Dealing with the adversities that have come up during the pandemic, has taken up a lot of our resources, both internal and external.
We are dealing with so much work related stress – employment, unemployment, mortgage payments, furlough and a lot more. There’s the general uncertainty around what the future holds and something that we haven’t been speaking about enough – the lack of things to look forward to and the inability and blocks around creating alternatives for those that fit within the “new normal”.
These are parts of the adverse circumstances we are experiencing in 2020, some of these came directly from COVID19 and some were amplified by it after already accumulating for a while.
There has been a lack of focus and conversation around how all of these adverse circumstances impact personal relationships. “Sticking together” has been the tagline, however not enough attention has been paid to how difficult it can be to stay in relation with another person when navigating so much adversity.
So where does this come from? Our resilience-stress response to the world is based on our operating systems or let’s call them - our energy batteries. These get replenished and depleted through everything we do. To keep it simple adverse experiences deplete the battery and restful and joyous experiences tend to replenish it.
And what does it have to do with our personal relationships? The more our energy batteries are depleted the harder it is to maintain social contact, and although social contact can both replenish and deplete the batteries, when one is already low, dealing with communication and navigating intimacy can prove difficult and further depleting.
Without going into stats, there have been a lot of marriages, romantic partnerships and other close relationships that have ended during the lockdown or as a result of it.
So what can we do about it? When we are experiencing this much stress and fear the last thing we want is to hold it in awareness when we are with our close people, right?
Well, not quite, although it can feel counterintuitive, the acknowledgement of all of this extra stress each of us is carrying around explicitly and specifically in our close relationships can create more empathy for each other. And through that empathy the replenishing side of social contact can be boosted and brought forward. And instead of giving stress the upper hand in our personal relationships, we disarm it and fuel the resilience.

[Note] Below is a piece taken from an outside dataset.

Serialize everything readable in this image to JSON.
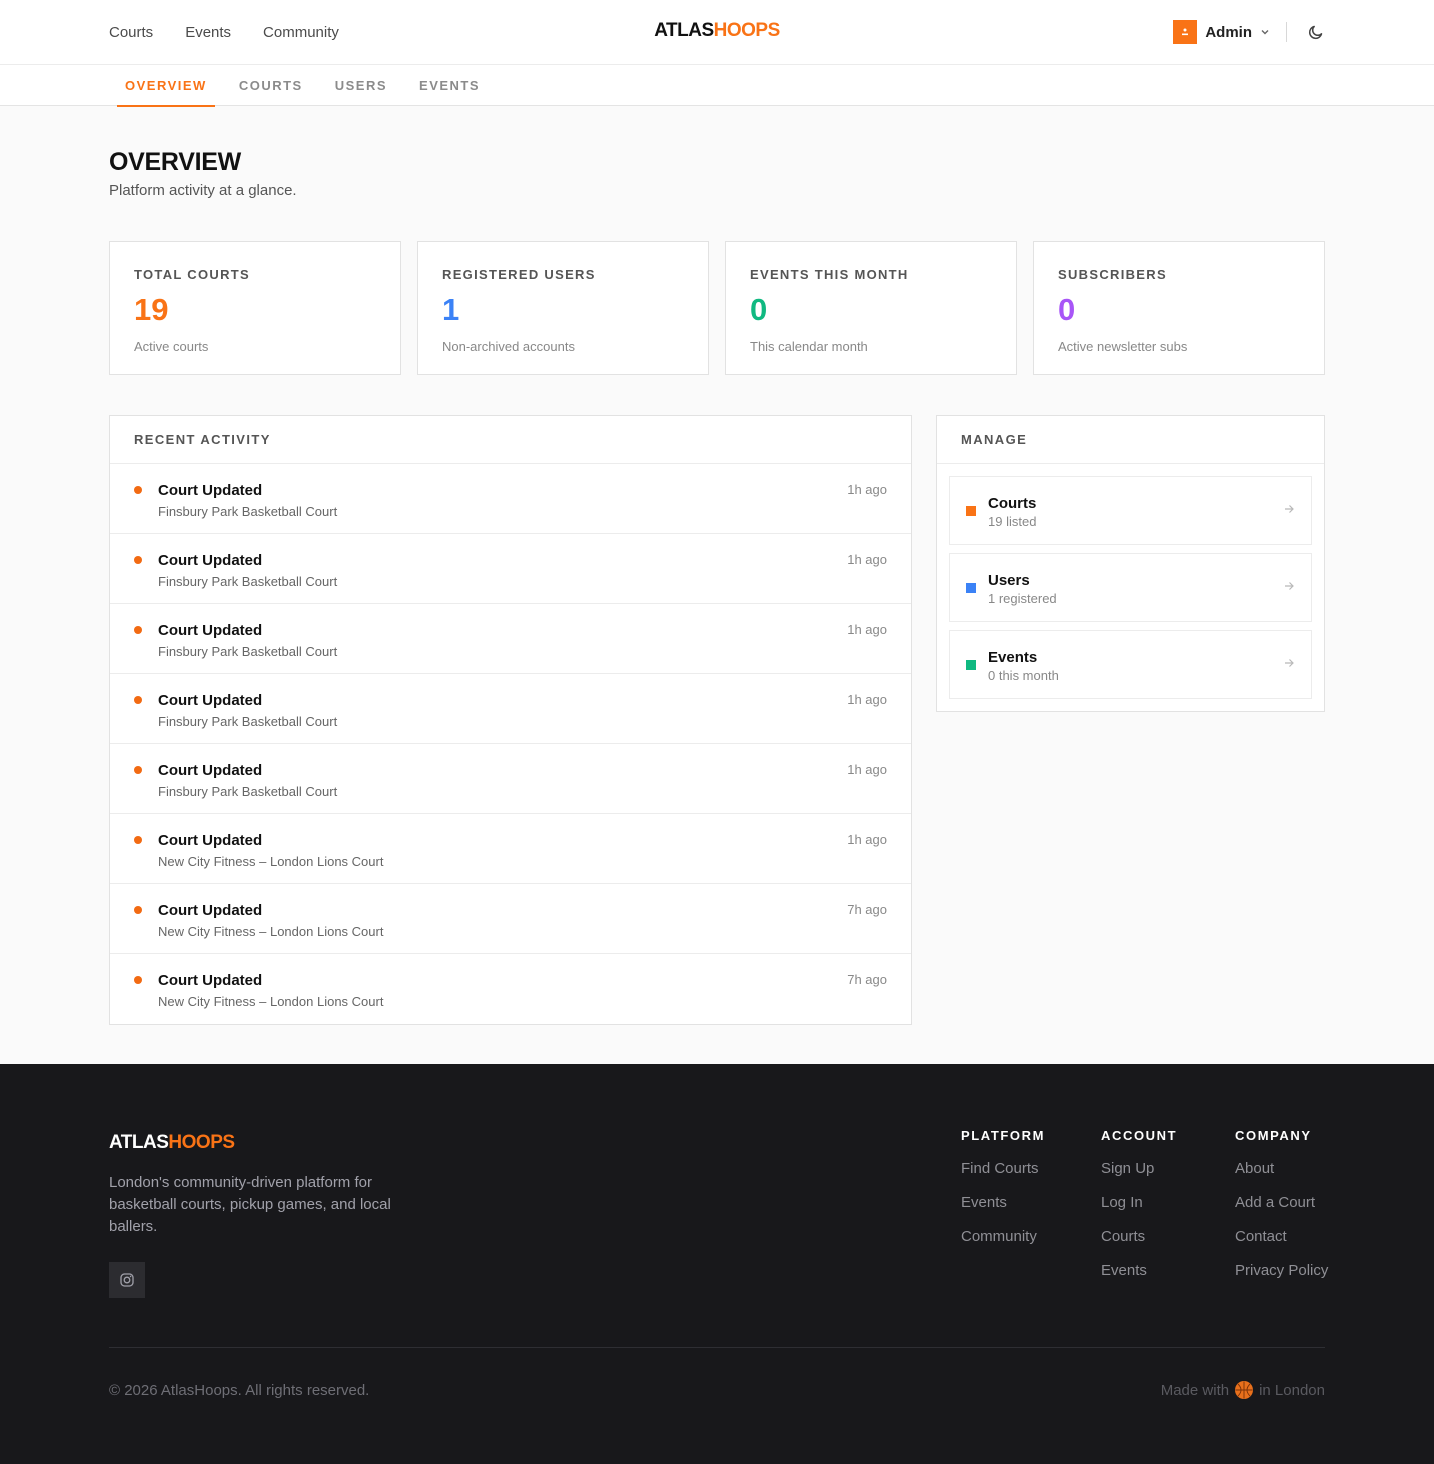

It isn’t easy to start applying this in our daily interactions with loved ones, however like with any change, it starts with becoming aware of it and building onto that awareness by acknowledging it and taking small corrective actions.